| Work request |
Could you copy out all the lines in the material below where the word "true" occurs?

**********

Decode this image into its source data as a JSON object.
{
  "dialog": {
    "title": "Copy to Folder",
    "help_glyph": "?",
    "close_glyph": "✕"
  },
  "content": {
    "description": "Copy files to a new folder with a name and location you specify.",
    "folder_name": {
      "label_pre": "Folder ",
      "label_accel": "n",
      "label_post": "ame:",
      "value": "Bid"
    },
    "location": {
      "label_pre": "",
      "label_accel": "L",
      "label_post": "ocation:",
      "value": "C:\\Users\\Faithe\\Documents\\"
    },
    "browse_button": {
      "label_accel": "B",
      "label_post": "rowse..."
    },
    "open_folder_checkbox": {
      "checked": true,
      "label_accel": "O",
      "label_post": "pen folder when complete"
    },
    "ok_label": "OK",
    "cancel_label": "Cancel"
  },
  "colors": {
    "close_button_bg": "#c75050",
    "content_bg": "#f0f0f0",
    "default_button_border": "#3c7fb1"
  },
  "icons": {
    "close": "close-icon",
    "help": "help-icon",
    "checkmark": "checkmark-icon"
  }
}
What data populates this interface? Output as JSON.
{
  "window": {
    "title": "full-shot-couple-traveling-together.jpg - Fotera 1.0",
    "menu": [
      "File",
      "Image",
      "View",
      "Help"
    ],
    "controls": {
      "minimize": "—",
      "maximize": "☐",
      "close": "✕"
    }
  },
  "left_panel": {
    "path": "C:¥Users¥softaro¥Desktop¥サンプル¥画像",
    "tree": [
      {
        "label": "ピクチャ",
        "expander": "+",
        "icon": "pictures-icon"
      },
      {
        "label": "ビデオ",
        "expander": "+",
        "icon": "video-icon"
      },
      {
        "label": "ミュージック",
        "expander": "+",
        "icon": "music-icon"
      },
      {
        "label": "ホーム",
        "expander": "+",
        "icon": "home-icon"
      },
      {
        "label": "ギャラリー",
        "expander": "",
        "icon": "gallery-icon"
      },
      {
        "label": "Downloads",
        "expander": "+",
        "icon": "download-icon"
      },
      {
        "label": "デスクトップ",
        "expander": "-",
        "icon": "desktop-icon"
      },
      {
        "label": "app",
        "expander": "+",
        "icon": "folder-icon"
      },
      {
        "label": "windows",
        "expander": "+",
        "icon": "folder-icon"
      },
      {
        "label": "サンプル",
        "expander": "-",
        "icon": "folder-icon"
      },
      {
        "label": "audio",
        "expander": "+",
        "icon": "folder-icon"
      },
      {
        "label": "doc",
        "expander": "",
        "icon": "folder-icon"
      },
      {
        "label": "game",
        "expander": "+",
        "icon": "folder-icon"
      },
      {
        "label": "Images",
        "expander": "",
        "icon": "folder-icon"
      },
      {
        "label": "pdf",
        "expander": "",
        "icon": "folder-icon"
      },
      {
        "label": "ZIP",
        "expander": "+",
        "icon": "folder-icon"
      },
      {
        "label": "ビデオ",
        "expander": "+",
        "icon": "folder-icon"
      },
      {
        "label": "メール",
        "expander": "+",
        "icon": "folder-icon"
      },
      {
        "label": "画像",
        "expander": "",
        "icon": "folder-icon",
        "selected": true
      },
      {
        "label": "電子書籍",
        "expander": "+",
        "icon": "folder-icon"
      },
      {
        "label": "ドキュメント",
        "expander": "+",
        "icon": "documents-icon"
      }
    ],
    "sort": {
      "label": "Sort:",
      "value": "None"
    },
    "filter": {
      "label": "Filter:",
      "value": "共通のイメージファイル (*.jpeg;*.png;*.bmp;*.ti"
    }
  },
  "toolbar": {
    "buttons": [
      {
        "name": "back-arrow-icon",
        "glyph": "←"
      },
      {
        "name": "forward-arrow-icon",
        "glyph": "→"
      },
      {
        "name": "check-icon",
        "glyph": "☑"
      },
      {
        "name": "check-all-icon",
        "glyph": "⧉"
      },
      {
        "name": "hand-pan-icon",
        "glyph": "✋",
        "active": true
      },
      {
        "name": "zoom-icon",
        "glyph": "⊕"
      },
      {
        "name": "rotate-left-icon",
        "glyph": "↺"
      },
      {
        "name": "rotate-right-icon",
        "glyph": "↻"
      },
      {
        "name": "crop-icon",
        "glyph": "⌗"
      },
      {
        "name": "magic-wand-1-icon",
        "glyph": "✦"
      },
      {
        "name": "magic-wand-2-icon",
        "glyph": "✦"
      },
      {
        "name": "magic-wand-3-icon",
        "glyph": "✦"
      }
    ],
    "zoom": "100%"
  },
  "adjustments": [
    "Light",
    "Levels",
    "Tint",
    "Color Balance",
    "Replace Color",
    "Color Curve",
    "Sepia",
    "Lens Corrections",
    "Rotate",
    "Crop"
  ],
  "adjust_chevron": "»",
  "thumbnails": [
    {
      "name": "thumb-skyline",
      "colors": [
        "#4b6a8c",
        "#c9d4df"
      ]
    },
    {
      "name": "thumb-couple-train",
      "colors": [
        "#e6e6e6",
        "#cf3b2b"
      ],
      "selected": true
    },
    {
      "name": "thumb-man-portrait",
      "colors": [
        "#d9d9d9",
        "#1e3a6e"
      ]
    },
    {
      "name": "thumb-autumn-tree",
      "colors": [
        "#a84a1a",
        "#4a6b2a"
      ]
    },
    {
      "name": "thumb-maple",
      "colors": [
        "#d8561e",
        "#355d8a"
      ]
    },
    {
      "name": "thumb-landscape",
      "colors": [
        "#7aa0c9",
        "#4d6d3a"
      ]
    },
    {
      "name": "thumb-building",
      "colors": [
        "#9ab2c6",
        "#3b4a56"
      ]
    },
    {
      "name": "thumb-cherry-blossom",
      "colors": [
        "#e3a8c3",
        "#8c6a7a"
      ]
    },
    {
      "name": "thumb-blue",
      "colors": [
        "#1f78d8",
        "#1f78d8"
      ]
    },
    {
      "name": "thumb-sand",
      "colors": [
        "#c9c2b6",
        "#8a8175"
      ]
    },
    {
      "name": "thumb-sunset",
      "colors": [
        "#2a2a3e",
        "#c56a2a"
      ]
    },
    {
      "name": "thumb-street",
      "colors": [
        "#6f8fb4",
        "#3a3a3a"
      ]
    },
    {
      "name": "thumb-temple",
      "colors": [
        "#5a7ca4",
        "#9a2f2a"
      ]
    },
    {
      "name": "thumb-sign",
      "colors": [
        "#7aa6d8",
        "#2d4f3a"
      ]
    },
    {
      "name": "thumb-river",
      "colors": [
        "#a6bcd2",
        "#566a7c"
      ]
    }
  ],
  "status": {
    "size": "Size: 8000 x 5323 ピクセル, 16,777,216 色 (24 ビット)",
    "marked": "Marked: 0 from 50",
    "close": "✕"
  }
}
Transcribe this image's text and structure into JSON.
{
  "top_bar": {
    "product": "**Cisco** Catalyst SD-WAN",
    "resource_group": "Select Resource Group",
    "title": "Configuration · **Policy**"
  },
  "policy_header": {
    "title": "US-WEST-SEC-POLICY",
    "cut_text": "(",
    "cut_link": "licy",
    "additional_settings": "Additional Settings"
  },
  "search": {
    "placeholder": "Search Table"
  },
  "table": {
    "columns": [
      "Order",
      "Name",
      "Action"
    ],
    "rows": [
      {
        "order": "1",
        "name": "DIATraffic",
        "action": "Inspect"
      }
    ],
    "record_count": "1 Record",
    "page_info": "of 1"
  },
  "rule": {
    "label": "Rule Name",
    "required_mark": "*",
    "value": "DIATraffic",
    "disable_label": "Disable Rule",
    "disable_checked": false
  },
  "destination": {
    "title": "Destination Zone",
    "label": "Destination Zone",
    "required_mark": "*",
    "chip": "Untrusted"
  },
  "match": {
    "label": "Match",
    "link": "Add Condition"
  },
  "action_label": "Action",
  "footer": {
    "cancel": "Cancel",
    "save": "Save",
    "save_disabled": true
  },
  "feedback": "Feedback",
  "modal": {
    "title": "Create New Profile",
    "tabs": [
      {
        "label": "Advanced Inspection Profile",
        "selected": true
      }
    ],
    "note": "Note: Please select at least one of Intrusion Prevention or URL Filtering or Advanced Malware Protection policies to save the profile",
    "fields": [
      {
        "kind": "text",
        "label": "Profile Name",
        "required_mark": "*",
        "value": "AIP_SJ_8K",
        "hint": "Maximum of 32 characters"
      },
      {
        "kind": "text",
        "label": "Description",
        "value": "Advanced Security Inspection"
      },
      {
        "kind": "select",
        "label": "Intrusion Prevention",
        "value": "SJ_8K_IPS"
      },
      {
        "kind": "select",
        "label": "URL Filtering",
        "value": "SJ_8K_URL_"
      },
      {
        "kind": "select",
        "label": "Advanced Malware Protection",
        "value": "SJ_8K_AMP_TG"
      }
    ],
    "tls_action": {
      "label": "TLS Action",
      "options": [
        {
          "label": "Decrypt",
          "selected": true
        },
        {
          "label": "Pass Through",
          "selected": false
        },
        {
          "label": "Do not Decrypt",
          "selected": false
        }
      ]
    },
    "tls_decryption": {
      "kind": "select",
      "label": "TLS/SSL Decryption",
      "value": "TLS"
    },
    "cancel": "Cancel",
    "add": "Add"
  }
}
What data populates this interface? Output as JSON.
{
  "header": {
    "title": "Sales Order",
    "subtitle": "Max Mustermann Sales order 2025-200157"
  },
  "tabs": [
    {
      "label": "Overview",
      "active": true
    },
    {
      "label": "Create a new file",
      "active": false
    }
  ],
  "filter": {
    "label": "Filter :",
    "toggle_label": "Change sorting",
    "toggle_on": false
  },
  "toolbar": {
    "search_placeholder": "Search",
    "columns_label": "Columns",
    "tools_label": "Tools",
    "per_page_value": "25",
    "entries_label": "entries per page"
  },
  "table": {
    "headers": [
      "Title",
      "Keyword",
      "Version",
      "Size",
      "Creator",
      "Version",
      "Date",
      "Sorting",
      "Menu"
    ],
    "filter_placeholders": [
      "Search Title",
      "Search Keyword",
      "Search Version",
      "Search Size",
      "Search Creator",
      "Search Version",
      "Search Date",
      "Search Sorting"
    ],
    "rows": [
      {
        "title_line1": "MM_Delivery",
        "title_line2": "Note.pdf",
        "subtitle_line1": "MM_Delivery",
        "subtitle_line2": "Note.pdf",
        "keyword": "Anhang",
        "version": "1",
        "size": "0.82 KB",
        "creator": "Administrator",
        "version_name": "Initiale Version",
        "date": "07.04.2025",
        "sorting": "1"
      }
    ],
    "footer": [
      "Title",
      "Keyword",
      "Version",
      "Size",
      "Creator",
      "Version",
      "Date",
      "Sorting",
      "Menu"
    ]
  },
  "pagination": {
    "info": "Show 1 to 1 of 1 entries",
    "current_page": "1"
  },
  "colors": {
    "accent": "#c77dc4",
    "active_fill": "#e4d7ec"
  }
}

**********

| Completed exercise |
      "checked": true,
        "selected": true
        "active": true
      "selected": true
    "save_disabled": true
        "selected": true
          "selected": true
      "active": true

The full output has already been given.